1 (1819) 1 Brod & B 25 ; 129 Eng. Rep. 632.
T, S. FERiiAHDO, J.—«Seamen Singko v. Wisknutatinght
The clothier is paid, not by the government, but by the person whohas given him an order in his trade or business ; and this extraordinaryposition is made, that because these are articles which have applicationto the public service, the tradesman is disqualified as a contractor withgovernment. Let us see how far this argument would go. The armyclothier pays the tailor, the draper, the button-maker, and the lace-maker under him ; and they employ subordinate persons under them.Everything, which each of these parties furnishes, has an applicationto the service of the public ; and all of them according to this compre-hensive argument, would be considered as contractors with the public,and so be disqualified from sitting ov voting in parliament.
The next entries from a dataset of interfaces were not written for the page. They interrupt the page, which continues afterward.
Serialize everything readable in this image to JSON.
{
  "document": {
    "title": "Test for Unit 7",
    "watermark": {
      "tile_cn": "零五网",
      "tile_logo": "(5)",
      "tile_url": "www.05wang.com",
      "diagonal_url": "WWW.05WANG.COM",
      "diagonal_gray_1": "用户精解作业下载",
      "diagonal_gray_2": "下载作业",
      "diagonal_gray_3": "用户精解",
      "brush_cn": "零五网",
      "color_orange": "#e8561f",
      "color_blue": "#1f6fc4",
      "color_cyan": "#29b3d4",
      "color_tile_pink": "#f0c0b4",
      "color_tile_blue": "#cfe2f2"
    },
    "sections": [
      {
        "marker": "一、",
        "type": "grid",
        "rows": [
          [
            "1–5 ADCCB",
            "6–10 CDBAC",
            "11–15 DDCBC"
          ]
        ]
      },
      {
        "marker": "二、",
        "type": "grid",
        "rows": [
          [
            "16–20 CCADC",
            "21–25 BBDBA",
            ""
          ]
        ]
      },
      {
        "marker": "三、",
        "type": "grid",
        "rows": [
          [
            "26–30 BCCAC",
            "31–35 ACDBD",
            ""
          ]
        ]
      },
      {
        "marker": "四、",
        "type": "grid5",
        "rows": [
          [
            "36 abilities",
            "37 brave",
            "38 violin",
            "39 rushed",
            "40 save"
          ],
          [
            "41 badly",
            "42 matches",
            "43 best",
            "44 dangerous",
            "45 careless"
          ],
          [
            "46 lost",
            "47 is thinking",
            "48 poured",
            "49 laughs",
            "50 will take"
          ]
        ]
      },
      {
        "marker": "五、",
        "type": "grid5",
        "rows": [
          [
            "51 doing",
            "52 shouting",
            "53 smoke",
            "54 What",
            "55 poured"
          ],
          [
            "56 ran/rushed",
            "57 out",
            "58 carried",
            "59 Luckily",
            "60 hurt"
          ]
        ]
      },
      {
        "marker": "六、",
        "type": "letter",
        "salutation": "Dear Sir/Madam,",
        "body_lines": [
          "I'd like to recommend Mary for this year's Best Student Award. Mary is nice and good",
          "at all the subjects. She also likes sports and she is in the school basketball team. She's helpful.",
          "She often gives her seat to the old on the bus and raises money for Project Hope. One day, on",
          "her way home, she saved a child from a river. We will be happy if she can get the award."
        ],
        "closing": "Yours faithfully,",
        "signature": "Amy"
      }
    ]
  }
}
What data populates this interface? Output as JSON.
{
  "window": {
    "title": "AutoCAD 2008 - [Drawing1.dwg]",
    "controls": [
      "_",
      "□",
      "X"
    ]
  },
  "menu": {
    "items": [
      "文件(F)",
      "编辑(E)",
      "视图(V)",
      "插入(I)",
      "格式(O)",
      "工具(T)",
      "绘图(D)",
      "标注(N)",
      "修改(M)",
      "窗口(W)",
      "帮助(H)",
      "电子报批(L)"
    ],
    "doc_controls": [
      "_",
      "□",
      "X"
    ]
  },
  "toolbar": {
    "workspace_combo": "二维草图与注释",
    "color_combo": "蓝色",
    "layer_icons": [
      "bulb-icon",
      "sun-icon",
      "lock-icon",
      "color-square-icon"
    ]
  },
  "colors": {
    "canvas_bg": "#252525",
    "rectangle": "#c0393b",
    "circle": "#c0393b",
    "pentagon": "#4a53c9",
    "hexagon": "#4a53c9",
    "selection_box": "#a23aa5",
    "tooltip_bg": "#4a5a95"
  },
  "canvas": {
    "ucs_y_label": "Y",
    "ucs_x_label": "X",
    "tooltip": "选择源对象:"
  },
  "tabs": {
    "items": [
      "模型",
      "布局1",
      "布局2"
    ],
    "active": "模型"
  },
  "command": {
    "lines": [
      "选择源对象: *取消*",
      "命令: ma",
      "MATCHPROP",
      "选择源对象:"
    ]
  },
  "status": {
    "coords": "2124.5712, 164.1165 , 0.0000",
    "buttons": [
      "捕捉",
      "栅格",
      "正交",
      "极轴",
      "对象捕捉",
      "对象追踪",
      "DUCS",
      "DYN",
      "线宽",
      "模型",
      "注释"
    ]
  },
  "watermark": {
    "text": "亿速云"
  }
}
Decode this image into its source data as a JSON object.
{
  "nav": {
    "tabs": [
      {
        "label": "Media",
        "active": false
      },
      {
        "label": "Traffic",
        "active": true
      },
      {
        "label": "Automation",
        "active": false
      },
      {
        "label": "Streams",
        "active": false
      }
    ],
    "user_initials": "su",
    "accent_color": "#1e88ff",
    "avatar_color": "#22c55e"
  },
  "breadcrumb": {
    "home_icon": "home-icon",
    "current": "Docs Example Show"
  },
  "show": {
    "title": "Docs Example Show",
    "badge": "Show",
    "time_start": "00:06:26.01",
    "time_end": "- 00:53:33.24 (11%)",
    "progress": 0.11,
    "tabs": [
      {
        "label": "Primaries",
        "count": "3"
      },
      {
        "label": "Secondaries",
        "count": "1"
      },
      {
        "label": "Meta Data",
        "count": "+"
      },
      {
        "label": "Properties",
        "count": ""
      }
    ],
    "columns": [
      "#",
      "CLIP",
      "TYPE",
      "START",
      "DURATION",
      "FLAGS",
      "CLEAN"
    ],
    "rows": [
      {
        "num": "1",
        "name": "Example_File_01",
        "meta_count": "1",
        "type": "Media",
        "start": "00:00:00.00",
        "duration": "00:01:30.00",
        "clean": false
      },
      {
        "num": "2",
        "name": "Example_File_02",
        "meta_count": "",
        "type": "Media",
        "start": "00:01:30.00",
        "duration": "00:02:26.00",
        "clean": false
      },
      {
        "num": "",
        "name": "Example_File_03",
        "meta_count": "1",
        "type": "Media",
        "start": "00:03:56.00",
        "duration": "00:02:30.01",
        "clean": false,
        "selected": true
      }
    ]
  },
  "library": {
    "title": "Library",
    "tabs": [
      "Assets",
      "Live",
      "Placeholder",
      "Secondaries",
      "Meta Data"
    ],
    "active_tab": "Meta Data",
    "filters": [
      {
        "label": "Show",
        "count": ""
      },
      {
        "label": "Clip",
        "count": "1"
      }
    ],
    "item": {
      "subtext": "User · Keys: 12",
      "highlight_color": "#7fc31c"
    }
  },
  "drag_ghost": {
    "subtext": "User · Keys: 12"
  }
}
I cannotthink that such was the intention of the Act; and am therefore of opinionthat it is impossible to consider the defendant’s case as falling withinthis statute.” Richardson J. in the same case observed that, if it couldbe considered that General Nichols was a contractor with governmentwithin the meaning of the Act, he would still think that the defendant,or a sub-contractor, was not liable to the penalties imposed by thestatute. tc The Act ”, to quote his own words, " can only extend tothose who come immediately in contact with government; if it wereotherwise, a large proportion of competent persons must, in time ofwar, be excluded from sitting in parliament.”
Mr. Jayewardene appeared to me to be equating the position of therespondent to that of a sub-contractor, and I am unable to say that onthe evidence in the case he was not right in so doing. It is not necessaryfor me to decide in this case whether a person who appears to fall intothe category of a sub-contractor is always entitled to be free of thedisqualification imposed by the Ordinance in question. One can conceiveof cases where the garment of a sub-contractor can be removed inoircumstances where his real character of the contractor may berevealed. But have we that spectacle here ? The burden of satisfyingthis Court that the respondent is disqualified by the statute is uponthe petitioner. The petitioner has succeeded in showing only thatthe respondent and the contractor are brothers, that the contractoruses the respondent’s business premises as an address for correspondenceand that all the supplies in. pursuance of the contract have been chan-nelled from the Btooks of the respondent. The case set up by thepetitioner raises at beet but a suspicion that the contract in questionwas held or enjoyed indirectly by the respondent himself or that it wasfor the use or benefit or on account of the respondent. In this situationthe duty of this Court is dear, and that is to discharge the rule withcosts. I must add that counsel before me were agreed that costs shouldbe fixed at a sum of Ra. 1,575, and they are accordingly so fixed.
B. L. SEEMON SINGHO, Petitioner, and K. M. WICKREMASINGHE, Respondent